More than 49,000 people in the U.S. will die this year from bowel cancer, making it the second leading cancer-related cause of death among people aged 40+. Exciting new findings from a British research team have shown that Omega-3 fatty acids can drastically reduce the chances of dying from bowel cancer by up to 41%.
Importance of Omega-3
Commonly found in certain fish, this fatty acid appears to have a wide variety of health benefits. Omega-3 tends to lower triglycerides, slow memory loss, reduce inflammation, and even improve symptoms of depression as well as ADHD in both children and adults.
Immunotherapy for Cancer and Other Treatments
The amount of research going into cancer treatment is great news for those at risk of developing cancer in their lifetime.
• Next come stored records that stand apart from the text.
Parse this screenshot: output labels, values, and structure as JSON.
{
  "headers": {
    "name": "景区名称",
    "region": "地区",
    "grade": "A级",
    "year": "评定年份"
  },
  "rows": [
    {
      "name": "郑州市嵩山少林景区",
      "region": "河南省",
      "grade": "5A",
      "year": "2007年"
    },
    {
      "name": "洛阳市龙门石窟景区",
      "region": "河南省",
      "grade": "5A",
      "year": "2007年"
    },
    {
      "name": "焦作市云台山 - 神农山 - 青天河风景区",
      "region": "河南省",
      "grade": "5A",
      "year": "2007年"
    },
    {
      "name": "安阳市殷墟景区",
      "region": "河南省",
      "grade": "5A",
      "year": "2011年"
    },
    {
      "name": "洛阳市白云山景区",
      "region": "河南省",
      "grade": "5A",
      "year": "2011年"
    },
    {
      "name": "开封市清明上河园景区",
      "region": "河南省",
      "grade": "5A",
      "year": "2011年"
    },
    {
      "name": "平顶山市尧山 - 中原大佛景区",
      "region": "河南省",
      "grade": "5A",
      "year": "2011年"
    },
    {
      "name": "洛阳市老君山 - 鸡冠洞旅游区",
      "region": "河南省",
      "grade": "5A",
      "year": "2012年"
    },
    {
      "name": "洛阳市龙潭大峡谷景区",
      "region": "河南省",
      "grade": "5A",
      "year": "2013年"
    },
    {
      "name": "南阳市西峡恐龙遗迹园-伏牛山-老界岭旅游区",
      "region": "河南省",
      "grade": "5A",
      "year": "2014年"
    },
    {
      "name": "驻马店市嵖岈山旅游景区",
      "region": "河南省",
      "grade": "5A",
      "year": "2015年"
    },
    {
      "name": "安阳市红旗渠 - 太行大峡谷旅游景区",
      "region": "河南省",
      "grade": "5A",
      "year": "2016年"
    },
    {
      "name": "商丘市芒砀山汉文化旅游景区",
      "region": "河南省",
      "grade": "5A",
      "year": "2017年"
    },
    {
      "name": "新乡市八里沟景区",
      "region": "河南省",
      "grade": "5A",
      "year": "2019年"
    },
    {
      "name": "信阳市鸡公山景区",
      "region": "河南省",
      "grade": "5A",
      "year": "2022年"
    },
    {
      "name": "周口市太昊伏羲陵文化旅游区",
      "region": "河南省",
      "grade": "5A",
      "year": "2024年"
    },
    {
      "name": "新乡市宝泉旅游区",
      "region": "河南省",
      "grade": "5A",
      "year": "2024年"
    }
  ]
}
Immunotherapy for cancer is experiencing multiple breakthroughs every year, and studies into Omega-3s and other natural remedies are picking up steam. A cure still seems elusive, but cancer patients have seen enormous quality of life improvements over the past two decades.
What Do Omega-3 Supplements Mean in the Long-term?
They mean that while your risk of dying from bowel cancer may go down significantly, they do not seem to help prevent cancer from forming. As you age, your body loses its ability to properly rid itself of cancerous cells before they turn into a problem. While this research is promising, there’s still a lot of work to be done in analyzing the relationship between Omega-3 fatty acids and cancer.
Samples from patients suffering from bowel cancer were examined for a protein molecule called CSN6. This protein molecule is a regulator for multiple pathways. Among other things, it regulates some cell life cycles. Researchers looked at tissue samples from the actual tumor. In cases where the CSN6 molecule was found to be present, the colorectal cancer prognosis was determined to have a much shorter recurrence-free survival rate. In other words, where this protein molecule was found, those patients were more likely to have a recurrence of the colorectal cancer than in patients whose tumor samples did not contain the protein molecule.
These findings could be helpful in determining the best course of treatment for patients. The molecule itself could potentially be a future treatment target after further studies on its different pathways and possible molecular alterations. Bowel cancer patients can have the tumor tissue sample analyzed for the presence of the CSN6 molecule. If found, those patients would warrant closer monitoring and more frequent follow-up visits to catch future cancer recurrence as soon as possible.
Though these findings sound negative at first reading, they have very positive possibilities for colorectal patients. Using this discovery, higher risk patients could have a better chance of survival than before.
To learn more about the results of this study, or to find out more ways to handle a bowel cancer diagnosis, please contact us today at Issels®.